"Study," he said at last. Dana nodded.
She washed up the dishes while he went around to turn off lights. "That can wait till tomorrow," he said.
"It's not a good idea to leave food or dirty dishes out." Dana put a bowl in the rack and gave in to the desire to tease. "We get bears here, you know."
Greg stopped as he reached for the pull-down lamp over the table. "You're full of it."
"No, it's the truth."
He glanced at the dark window. "Bears. Holy shit, Gardener."
Dana chuckled. "I'm headed for bed. Care to join me?"
She knew he would like the bed at least. It was a large four-poster; the mattress was new, not too firm, and there were plenty of pillows. She'd put a carafe of water and a plate of croissants on the nightstand where Greg had deposited his meds. He emerged from the bathroom and limped to the bed. He paused, picked up a croissant.
"Great, lead the bears here first," he said.
"I'm not worried. They're on your side of the bed," Dana said, and laughed when the croissant landed in her lap.
They fell asleep together, curled up under the covers in the velvet darkness.
Over a late and leisurely lie-in the next morning Greg said "I want a piano." He sounded defensive.
Dana stretched a little. "Okay," she said. It was something she'd considered before herself.
"It would have to be electronic. Too many temperature changes for an upright."
She nodded. "Would you like to get one today?"
Greg turned on his side a bit to face her. "The whole point of being here is to get away from big bad civilization."
Dana put her hand to his cheek. "We are allowed to venture into town," she said wryly, and raised her brows. "Up for a short road trip?"
She took him to a little place in Buckingham, a store with everything from a Steinway baby grand to child-size keyboards. The salesman steered them toward a Casio digital with pedals and recording capability. "The action is pretty decent," he told them as Greg tried a bluesy riff. "It's not a grand, but it sounds great."
They returned home with the piano and takeout from the Thai place next to the store. While Dana got the food ready Greg put the instrument together, a fairly simple operation. She had just taken down plates when music filled the house, sweet, a little sad, utterly beautiful; it was the Chopin waltz she'd played months ago in his apartment. Dana stood listening, enthralled. Slowly she set down the plates and went to the doorway to find Greg seated at the piano, head bowed as his fingers moved over the keys. She watched him, the way he entered the music, made it his while he allowed the phrases their expression, and knew without doubt her home—their home now—had been given a heart at long last. The knowledge brought tears to her eyes, humbled by this gift.
At last the piece ended. Greg looked up at her, his gaze still a bit unfocused. Dana came into the room to stand by him. She leaned down, took his hand in hers, raised it to her lips, brushed a kiss over the backs of his fingers. He broke free gently and wiped a tear from her eye, touched her cheek. "Starving musician here," he said at last. Dana smiled.

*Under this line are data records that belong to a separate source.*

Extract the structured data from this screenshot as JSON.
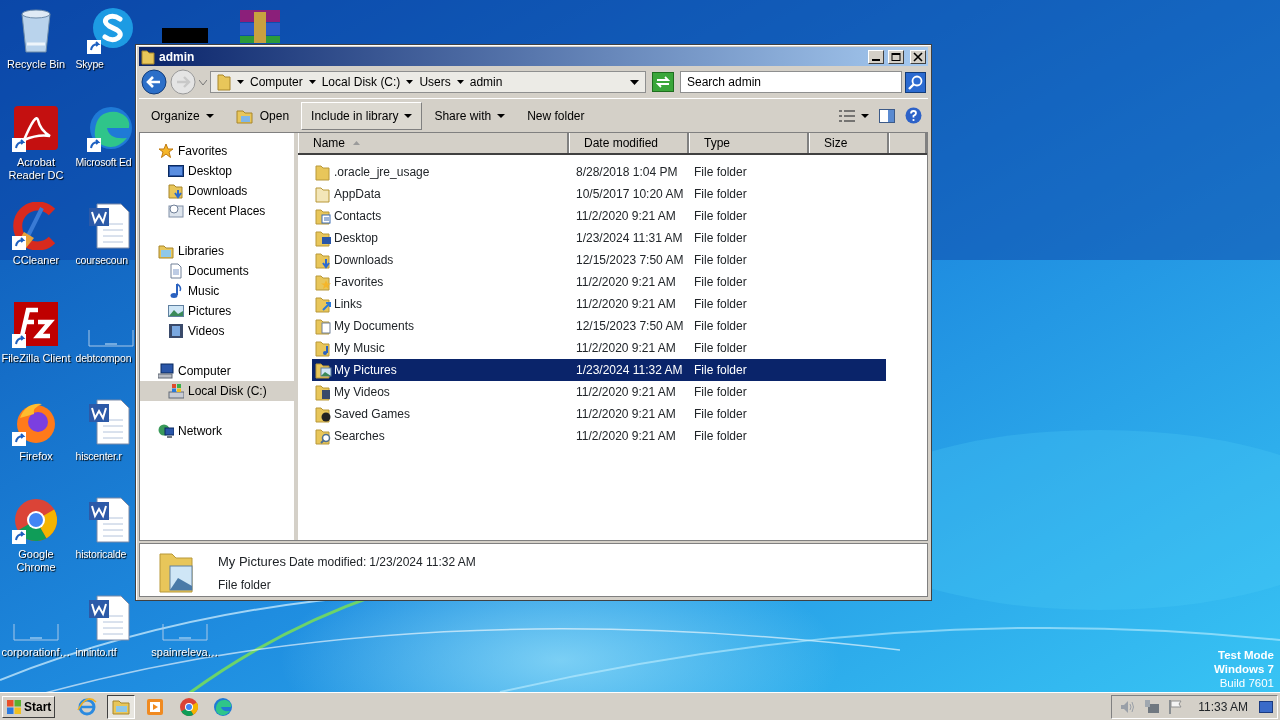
{
  "desktop_icons": [
    {
      "kind": "recycle",
      "label": "Recycle Bin",
      "shortcut": false
    },
    {
      "kind": "skype",
      "label": "Skype",
      "shortcut": true
    },
    {
      "kind": "black",
      "shortcut": false
    },
    {
      "kind": "winrar",
      "shortcut": false
    },
    {
      "kind": "acrobat",
      "label": "Acrobat Reader DC",
      "shortcut": true
    },
    {
      "kind": "edge",
      "label": "Microsoft Ed",
      "shortcut": true
    },
    {
      "kind": "ccleaner",
      "label": "CCleaner",
      "shortcut": true
    },
    {
      "kind": "word",
      "label": "coursecoun",
      "shortcut": false
    },
    {
      "kind": "filezilla",
      "label": "FileZilla Client",
      "shortcut": true
    },
    {
      "kind": "blank",
      "label": "debtcompon",
      "shortcut": false
    },
    {
      "kind": "firefox",
      "label": "Firefox",
      "shortcut": true
    },
    {
      "kind": "word",
      "label": "hiscenter.r",
      "shortcut": false
    },
    {
      "kind": "chrome",
      "label": "Google Chrome",
      "shortcut": true
    },
    {
      "kind": "word",
      "label": "historicalde",
      "shortcut": false
    },
    {
      "kind": "blank",
      "label": "corporationf…",
      "shortcut": false
    },
    {
      "kind": "word",
      "label": "inninto.rtf",
      "shortcut": false
    },
    {
      "kind": "blank",
      "label": "spainreleva…",
      "shortcut": false
    }
  ],
  "window": {
    "title": "admin"
  },
  "address": {
    "crumbs": [
      "Computer",
      "Local Disk (C:)",
      "Users",
      "admin"
    ]
  },
  "search": {
    "placeholder": "Search admin"
  },
  "toolbar": [
    {
      "label": "Organize",
      "kind": "dropdown",
      "highlighted": false
    },
    {
      "label": "Open",
      "kind": "open",
      "highlighted": false
    },
    {
      "label": "Include in library",
      "kind": "dropdown",
      "highlighted": true
    },
    {
      "label": "Share with",
      "kind": "dropdown",
      "highlighted": false
    },
    {
      "label": "New folder",
      "kind": "plain",
      "highlighted": false
    }
  ],
  "nav": [
    {
      "label": "Favorites",
      "kind": "star",
      "selected": false,
      "children": [
        {
          "label": "Desktop",
          "kind": "desktop",
          "selected": false
        },
        {
          "label": "Downloads",
          "kind": "downloads",
          "selected": false
        },
        {
          "label": "Recent Places",
          "kind": "recent",
          "selected": false
        }
      ]
    },
    {
      "label": "Libraries",
      "kind": "library",
      "selected": false,
      "children": [
        {
          "label": "Documents",
          "kind": "documents",
          "selected": false
        },
        {
          "label": "Music",
          "kind": "music",
          "selected": false
        },
        {
          "label": "Pictures",
          "kind": "pictures",
          "selected": false
        },
        {
          "label": "Videos",
          "kind": "videos",
          "selected": false
        }
      ]
    },
    {
      "label": "Computer",
      "kind": "computer",
      "selected": false,
      "children": [
        {
          "label": "Local Disk (C:)",
          "kind": "disk",
          "selected": true
        }
      ]
    },
    {
      "label": "Network",
      "kind": "network",
      "selected": false
    }
  ],
  "columns": [
    {
      "label": "Name",
      "sorted": true
    },
    {
      "label": "Date modified",
      "sorted": false
    },
    {
      "label": "Type",
      "sorted": false
    },
    {
      "label": "Size",
      "sorted": false
    }
  ],
  "rows": [
    {
      "name": ".oracle_jre_usage",
      "date": "8/28/2018 1:04 PM",
      "type": "File folder",
      "kind": "plain",
      "selected": false
    },
    {
      "name": "AppData",
      "date": "10/5/2017 10:20 AM",
      "type": "File folder",
      "kind": "hidden",
      "selected": false
    },
    {
      "name": "Contacts",
      "date": "11/2/2020 9:21 AM",
      "type": "File folder",
      "kind": "contacts",
      "selected": false
    },
    {
      "name": "Desktop",
      "date": "1/23/2024 11:31 AM",
      "type": "File folder",
      "kind": "desktop",
      "selected": false
    },
    {
      "name": "Downloads",
      "date": "12/15/2023 7:50 AM",
      "type": "File folder",
      "kind": "downloads",
      "selected": false
    },
    {
      "name": "Favorites",
      "date": "11/2/2020 9:21 AM",
      "type": "File folder",
      "kind": "favorites",
      "selected": false
    },
    {
      "name": "Links",
      "date": "11/2/2020 9:21 AM",
      "type": "File folder",
      "kind": "links",
      "selected": false
    },
    {
      "name": "My Documents",
      "date": "12/15/2023 7:50 AM",
      "type": "File folder",
      "kind": "documents",
      "selected": false
    },
    {
      "name": "My Music",
      "date": "11/2/2020 9:21 AM",
      "type": "File folder",
      "kind": "music",
      "selected": false
    },
    {
      "name": "My Pictures",
      "date": "1/23/2024 11:32 AM",
      "type": "File folder",
      "kind": "pictures",
      "selected": true
    },
    {
      "name": "My Videos",
      "date": "11/2/2020 9:21 AM",
      "type": "File folder",
      "kind": "videos",
      "selected": false
    },
    {
      "name": "Saved Games",
      "date": "11/2/2020 9:21 AM",
      "type": "File folder",
      "kind": "games",
      "selected": false
    },
    {
      "name": "Searches",
      "date": "11/2/2020 9:21 AM",
      "type": "File folder",
      "kind": "searches",
      "selected": false
    }
  ],
  "details": {
    "name": "My Pictures",
    "date_label": "Date modified:",
    "date": "1/23/2024 11:32 AM",
    "type": "File folder"
  },
  "desktop_notice": [
    {
      "text": "Test Mode",
      "bold": true
    },
    {
      "text": "Windows 7",
      "bold": true
    },
    {
      "text": "Build 7601",
      "bold": false
    }
  ],
  "taskbar": {
    "start": "Start",
    "apps": [
      {
        "kind": "ie",
        "selected": false
      },
      {
        "kind": "explorer",
        "selected": true
      },
      {
        "kind": "media",
        "selected": false
      },
      {
        "kind": "chrome",
        "selected": false
      },
      {
        "kind": "edge",
        "selected": false
      }
    ],
    "clock": "11:33 AM"
  }
}
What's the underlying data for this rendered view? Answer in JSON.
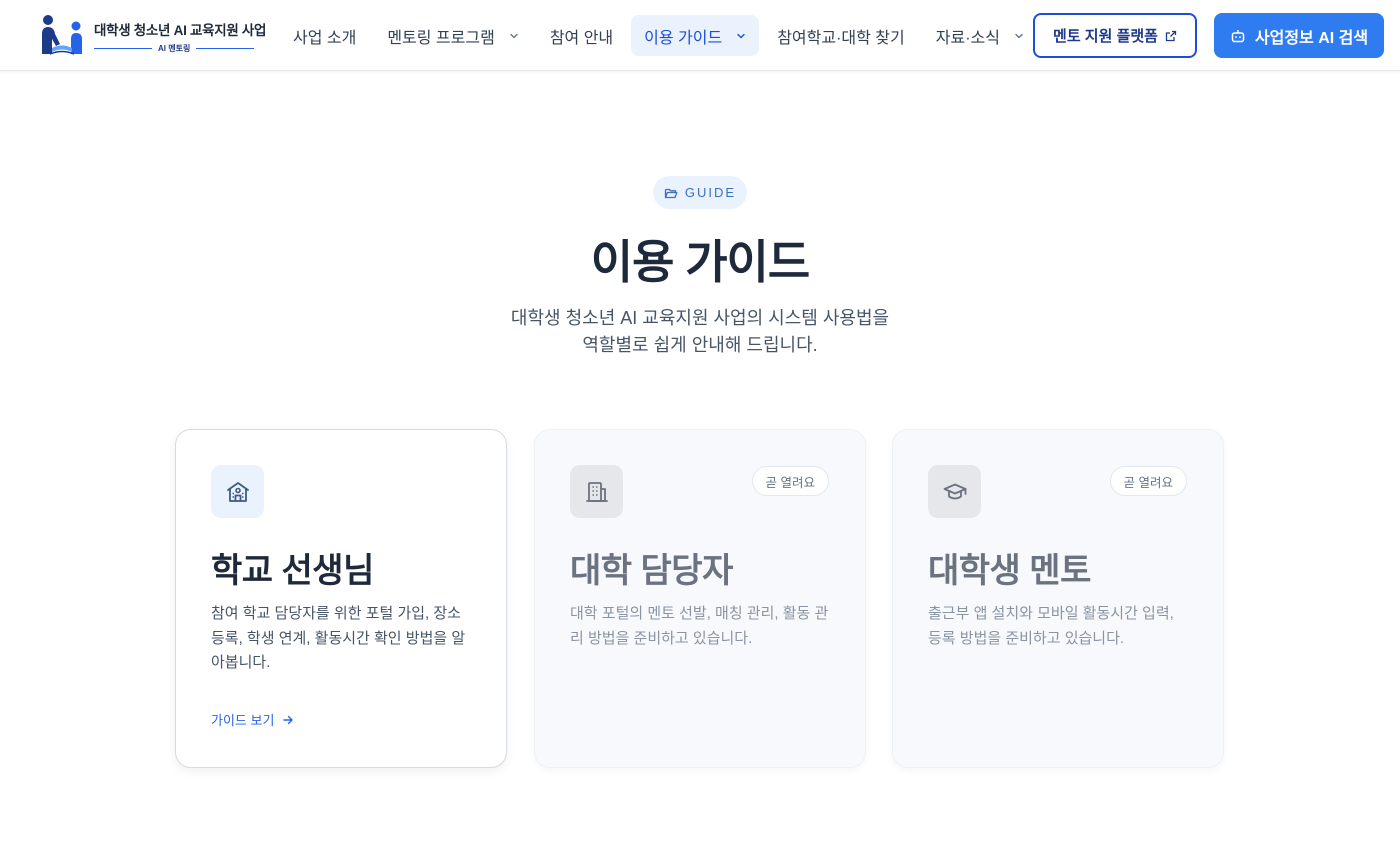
{
  "logo": {
    "title": "대학생 청소년 AI 교육지원 사업",
    "subtitle": "AI 멘토링"
  },
  "nav": {
    "items": [
      {
        "label": "사업 소개"
      },
      {
        "label": "멘토링 프로그램"
      },
      {
        "label": "참여 안내"
      },
      {
        "label": "이용 가이드"
      },
      {
        "label": "참여학교·대학 찾기"
      },
      {
        "label": "자료·소식"
      }
    ],
    "active": "이용 가이드"
  },
  "header_buttons": {
    "mentor_platform": "멘토 지원 플랫폼",
    "ai_search": "사업정보 AI 검색"
  },
  "hero": {
    "badge": "GUIDE",
    "title": "이용 가이드",
    "desc_line1": "대학생 청소년 AI 교육지원 사업의 시스템 사용법을",
    "desc_line2": "역할별로 쉽게 안내해 드립니다."
  },
  "cards": [
    {
      "title": "학교 선생님",
      "desc": "참여 학교 담당자를 위한 포털 가입, 장소 등록, 학생 연계, 활동시간 확인 방법을 알아봅니다.",
      "link": "가이드 보기",
      "icon": "school-icon"
    },
    {
      "title": "대학 담당자",
      "desc": "대학 포털의 멘토 선발, 매칭 관리, 활동 관리 방법을 준비하고 있습니다.",
      "badge": "곧 열려요",
      "icon": "building-icon"
    },
    {
      "title": "대학생 멘토",
      "desc": "출근부 앱 설치와 모바일 활동시간 입력, 등록 방법을 준비하고 있습니다.",
      "badge": "곧 열려요",
      "icon": "graduation-cap-icon"
    }
  ],
  "colors": {
    "primary": "#2f7cf0",
    "navy": "#1e3a8a",
    "active_bg": "#eaf2fd",
    "text_dark": "#1e293b"
  }
}
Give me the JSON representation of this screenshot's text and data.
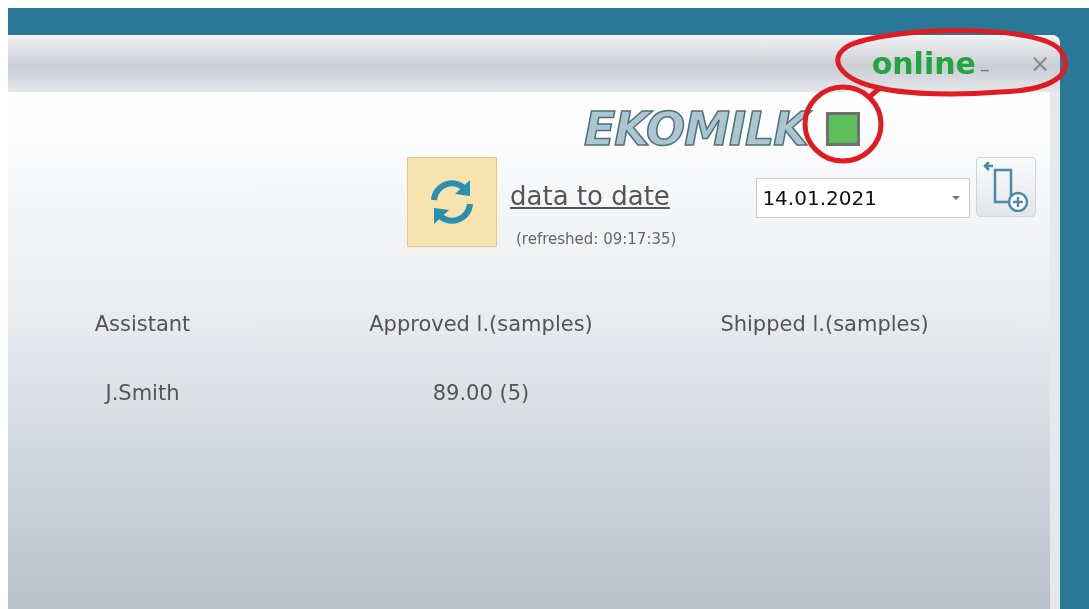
{
  "window": {
    "status_text": "online",
    "minimize": "–",
    "close": "×"
  },
  "logo": "EKOMILK",
  "connection": {
    "online": true
  },
  "refresh": {
    "link": "data to date",
    "refreshed": "(refreshed: 09:17:35)"
  },
  "date_field": {
    "value": "14.01.2021"
  },
  "table": {
    "columns": [
      "Assistant",
      "Approved l.(samples)",
      "Shipped l.(samples)"
    ],
    "rows": [
      [
        "J.Smith",
        "89.00 (5)"
      ]
    ]
  }
}
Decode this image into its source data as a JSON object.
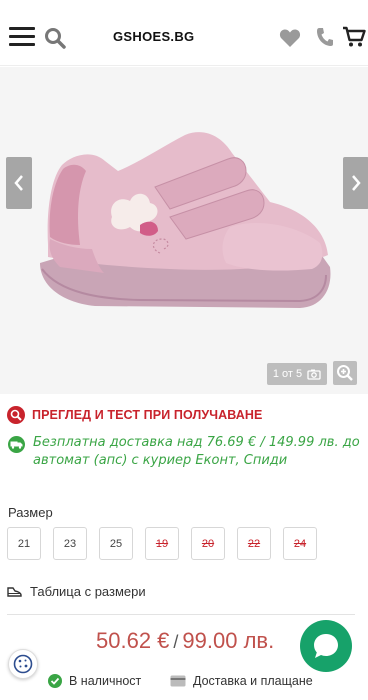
{
  "header": {
    "logo": "GSHOES.BG",
    "icons": [
      "menu-icon",
      "search-icon",
      "heart-icon",
      "phone-icon",
      "cart-icon"
    ]
  },
  "gallery": {
    "counter": "1 от 5",
    "icons": [
      "chevron-left-icon",
      "chevron-right-icon",
      "camera-icon",
      "zoom-in-icon"
    ]
  },
  "promos": {
    "inspection": "ПРЕГЛЕД И ТЕСТ ПРИ ПОЛУЧАВАНЕ",
    "free_delivery": "Безплатна доставка над 76.69 € / 149.99 лв. до автомат (апс) с куриер Еконт, Спиди"
  },
  "sizes": {
    "title": "Размер",
    "available": [
      "21",
      "23",
      "25"
    ],
    "unavailable": [
      "19",
      "20",
      "22",
      "24"
    ]
  },
  "size_chart": {
    "label": "Таблица с размери"
  },
  "price": {
    "eur": "50.62 €",
    "separator": "/",
    "bgn": "99.00 лв."
  },
  "bottom": {
    "in_stock": "В наличност",
    "delivery": "Доставка и плащане"
  },
  "colors": {
    "accent_red": "#c8232c",
    "green": "#3aa545",
    "chat_green": "#17a26a",
    "price_red": "#c0514c"
  }
}
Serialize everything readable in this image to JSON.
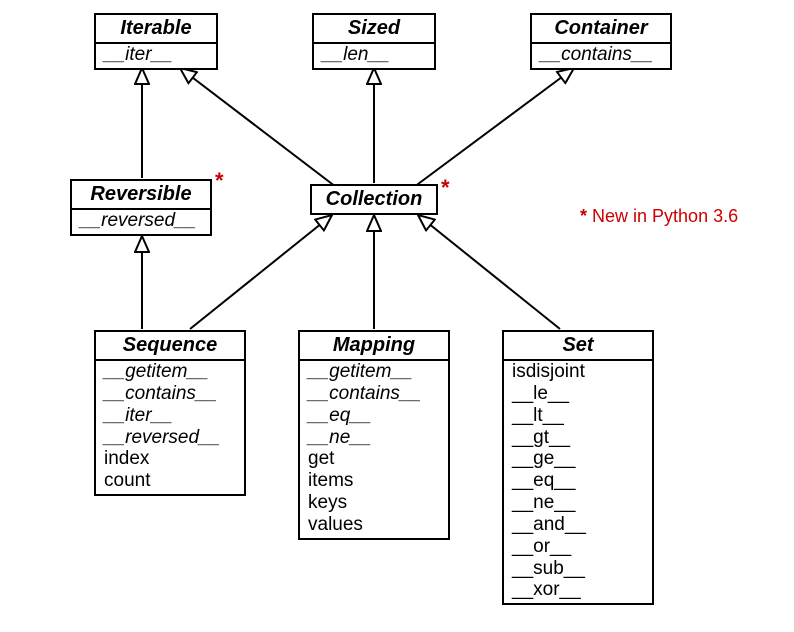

"Everything's ready." She waited while he got to his feet, offered her arm as support. He eased into her hold without hesitation, and moved forward with her into the sunlit kitchen.